'We stopped work on site immediately during approximately 300 inspections because we felt there was a real possibility that life would be lost or ruined through serious injury.' He said HSE inspectors 'were appalled at the blatant disregard for basic health and safety precautions,' adding: 'It is totally unacceptable that so many lives have been put at risk and we will take all action necessary to protect workers, including closing sites and prosecuting those responsible. The construction industry should take ownership of this issue and do more to tackle poor standards on sites.'
Last year over half of the workers who died on construction sites worked in refurbishment, and the number of deaths on refurbishment sites rose by 61 per cent.
USA: Latino workers most likely to die
Each year, nearly 6,000 workers die on while working in the United States.
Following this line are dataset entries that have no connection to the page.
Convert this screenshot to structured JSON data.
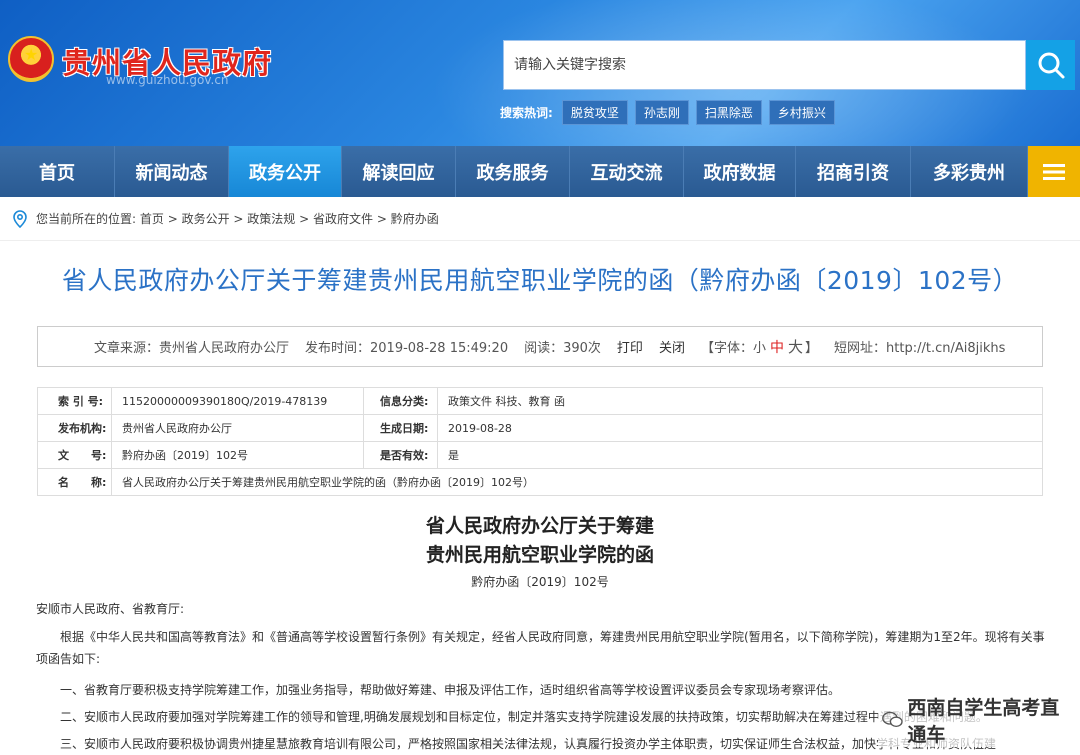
{
  "header": {
    "site_title": "贵州省人民政府",
    "site_url": "www.guizhou.gov.cn",
    "search_placeholder": "请输入关键字搜索",
    "hot_label": "搜索热词:",
    "hot_tags": [
      "脱贫攻坚",
      "孙志刚",
      "扫黑除恶",
      "乡村振兴"
    ]
  },
  "nav": {
    "items": [
      "首页",
      "新闻动态",
      "政务公开",
      "解读回应",
      "政务服务",
      "互动交流",
      "政府数据",
      "招商引资",
      "多彩贵州"
    ],
    "active_index": 2
  },
  "breadcrumb": {
    "prefix": "您当前所在的位置:",
    "path": [
      "首页",
      "政务公开",
      "政策法规",
      "省政府文件",
      "黔府办函"
    ]
  },
  "article": {
    "title": "省人民政府办公厅关于筹建贵州民用航空职业学院的函（黔府办函〔2019〕102号）",
    "meta": {
      "source": "文章来源：贵州省人民政府办公厅",
      "time": "发布时间：2019-08-28 15:49:20",
      "views": "阅读：390次",
      "print": "打印",
      "close": "关闭",
      "font_label": "【字体：",
      "font_small": "小",
      "font_mid": "中",
      "font_big": "大",
      "font_end": "】",
      "short_url": "短网址：http://t.cn/Ai8jikhs"
    },
    "info_rows": [
      {
        "k1": "索 引 号:",
        "v1": "11520000009390180Q/2019-478139",
        "k2": "信息分类:",
        "v2": "政策文件   科技、教育   函"
      },
      {
        "k1": "发布机构:",
        "v1": "贵州省人民政府办公厅",
        "k2": "生成日期:",
        "v2": "2019-08-28"
      },
      {
        "k1": "文　　号:",
        "v1": "黔府办函〔2019〕102号",
        "k2": "是否有效:",
        "v2": "是"
      }
    ],
    "name_key": "名　　称:",
    "name_value": "省人民政府办公厅关于筹建贵州民用航空职业学院的函（黔府办函〔2019〕102号）",
    "doc_title_1": "省人民政府办公厅关于筹建",
    "doc_title_2": "贵州民用航空职业学院的函",
    "doc_no": "黔府办函〔2019〕102号",
    "addressee": "安顺市人民政府、省教育厅:",
    "para1": "　　根据《中华人民共和国高等教育法》和《普通高等学校设置暂行条例》有关规定，经省人民政府同意，筹建贵州民用航空职业学院(暂用名，以下简称学院)，筹建期为1至2年。现将有关事项函告如下:",
    "item1": "　　一、省教育厅要积极支持学院筹建工作，加强业务指导，帮助做好筹建、申报及评估工作，适时组织省高等学校设置评议委员会专家现场考察评估。",
    "item2": "　　二、安顺市人民政府要加强对学院筹建工作的领导和管理,明确发展规划和目标定位，制定并落实支持学院建设发展的扶持政策，切实帮助解决在筹建过程中遇到的困难和问题。",
    "item3": "　　三、安顺市人民政府要积极协调贵州捷星慧旅教育培训有限公司，严格按照国家相关法律法规，认真履行投资办学主体职责，切实保证师生合法权益，加快学科专业和师资队伍建"
  },
  "watermark": "西南自学生高考直通车"
}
Since the federal government began compiling these statistics, the number of workplace fatalities has been fairly constant - except among Latinos.
The Bureau of Labor Statistics (BLS) reports that Latino workers' fatality rate was 21 per cent higher than all workers in 2006. This is against a backdrop where the US overall is already a more prolific workplace killer than most wealthy nations.
The US Department of Labor reports that in 2006, there were nearly 1,000 Latino workplace-related deaths in the US. That's the highest number since 1992, when BLS began collecting the data. 'It doesn't surprise me to hear that statistic,' commented Len Welsh, chief of Cal-OSHA, California's workplace safety enforcement agency. He said his agency is largely complaint-driven, and Latinos often don't complain.
'Union shops are more likely to complain to us about hazards than non-union shops, and workers who are native speakers of English are more likely to complain to us than workers who are not.' Welsh said safety agencies have been turning to Latino union and community groups to act as intermediaries, encouraging Latino workers to report dangerous work conditions.
One is the union-oriented Labor Occupational Health Program at University of California-Berkeley. Suzanne Teran, the bilingual training coordinator for the UC-Berkeley programme, said one of the biggest challenges is informing Latino immigrants that they have the right to work in a safe environment. Notions that workers have safety rights and can call in the enforcement agency 'are not the ones they grew up with in their home country, and so that's something that really needs to be addressed.' She added that Latinos - especially those who are working illegally in the US - are often working in the most hazardous jobs but fear deportation if they report dangerous work conditions to OSHA.